Betty Blue Eyes
Rationing in Britain went on long after the hostilities of the Second World War had ended, pouring even more misery on an already worn-out population. Meat was in extremely short supply, and queuing for hours at a butcher's shop, only to find they ran out by the time you got to the head of the queue, was normal procedure in those austere times. And that's the period which this new musical by producer Cameron Mackintosh is all about.
It's back to 1947 and there's considerable similarity with the present day. The austerity of the times is matched by the fact that there's to be a royal wedding – Princess Elizabeth is marrying Prince Philip – and the local council want to hold a banquet in their honour. The only trouble is that there's not enough meat to make the feast suitably memorable. However, a local farmer has been persuaded to fatten-up an unlicensed pig to be killed specially for the occasion. The plan seems to be running smoothly, but the conspirators haven't figured on the lurking danger in the guise of a seemingly harmless chiropodist, Gilbert Chilvers (played by Reece Shearsmith). Well, it's not Gilbert who's the problem but his wife Joyce who's desperate to climb the social ladder and gain acceptance among the middle-class of the town. Pestered by his wife, and rejected for the tenancy of a surgery in a swanky shopping district, Gilbert is spurred into action and steals the banquet pig and lodges it in his house with rather foul-smelling consequences.
'Betty Blue Eyes' is based on the 1984 film 'A Private Function' written by Alan Bennett and Malcolm Mowbray. The music is by George Stiles and lyrics by Anthony Drewe, and both have done a great job in producing numbers which work with the times and fit appropriately with the dialogue and plot. The melodies are effective and hummable, and one of them, Magic Fingers, has a haunting quality to it. But some of the songs and their accompanying routines are long, particularly the ones involving the meat inspector in the first half, and the scene in the chiropodist's home in the second.

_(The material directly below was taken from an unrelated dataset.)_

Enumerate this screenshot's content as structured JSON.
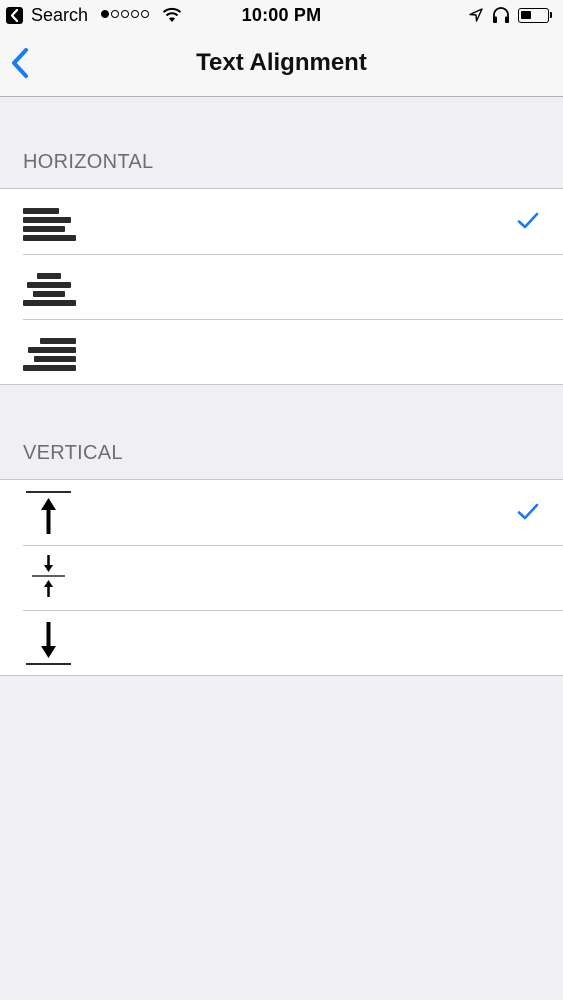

Stealing the show is the animatronic pig, Betty. By the standards of modern stage wizardry, this is not exactly an all-singing, all-dancing kind of mechanical hog. Most of the time it simply sits in a bath or trailer fluttering it's eyes. But it also suffers from extreme flatulence, producing voluminous green clouds of foul-smelling odour.
Sarah Lancashire is a formidable Joyce, a woman whose desire to move up the social ladder is insatiable and definitely not to be denied. Ms Lancashire has a terrific singing voice which she uses to great effect in a number called 'Nobody', and she has a great song and dance number in which there's a neat trick where she does an almost instant costume change. As husband Gilbert, Reece Shearsmith, doesn't have such a powerful or impressive singing voice, but it's good enough to portray a timid, almost bashful man who is happy to simply be appreciated for the job he does, rather than seek the reward of social standing within the community.
Villain of the peace in this show is Wormold, the meat inspector from the Ministry of Food, played with military gusto by the ever-excellent Adrian Scarborough. Dressed in a Gestapo-style leather overcoat, Wormold symbolises authority in its darkest guise via the repression of the population through rationing. The other villain in the show is leader of the council, Dr James Swaby, excellently played by David Bamber who demonstrates an unhealthy loathing for competition, particularly in the form of the chiropodist.
I was left wondering just which target audience 'Betty Blue Eyes' is aimed at. It has a resemblance to the BBC hit TV series 'Dad's Army' which continues to be repeated ad nauseam, so I suppose it will most-likely appeal to an older, rather a younger crowd. From what I remember, the film seemed to me to have rather more wry wit, whereas here the comedy is less subtle and more overt. There are some very funny moments here – especially the scene where Joyce and Gilbert are talking about killing the pig and Joyce's mother thinks they are talking about killing her, but I nevertheless felt rather underwhelmed by it all, in spite of the infectiously tuneful songs. I think this is largely because several scenes and numbers are overly long. On the whole, then, it's fun, but not fantastic.
"Superbly endearing and entertaining show"
Charles Spencer for The Daily Telegraph
"It's a production with heart and an unusual mix of gentleness and naughtiness."
Henry Hitchings for The Evening Standrad
"Musicals these days are constantly being based on movies. But this witty and delightful adaptation of the 1984 film A Private Function strikes me as better than the original."
Michael Billington for The Guardian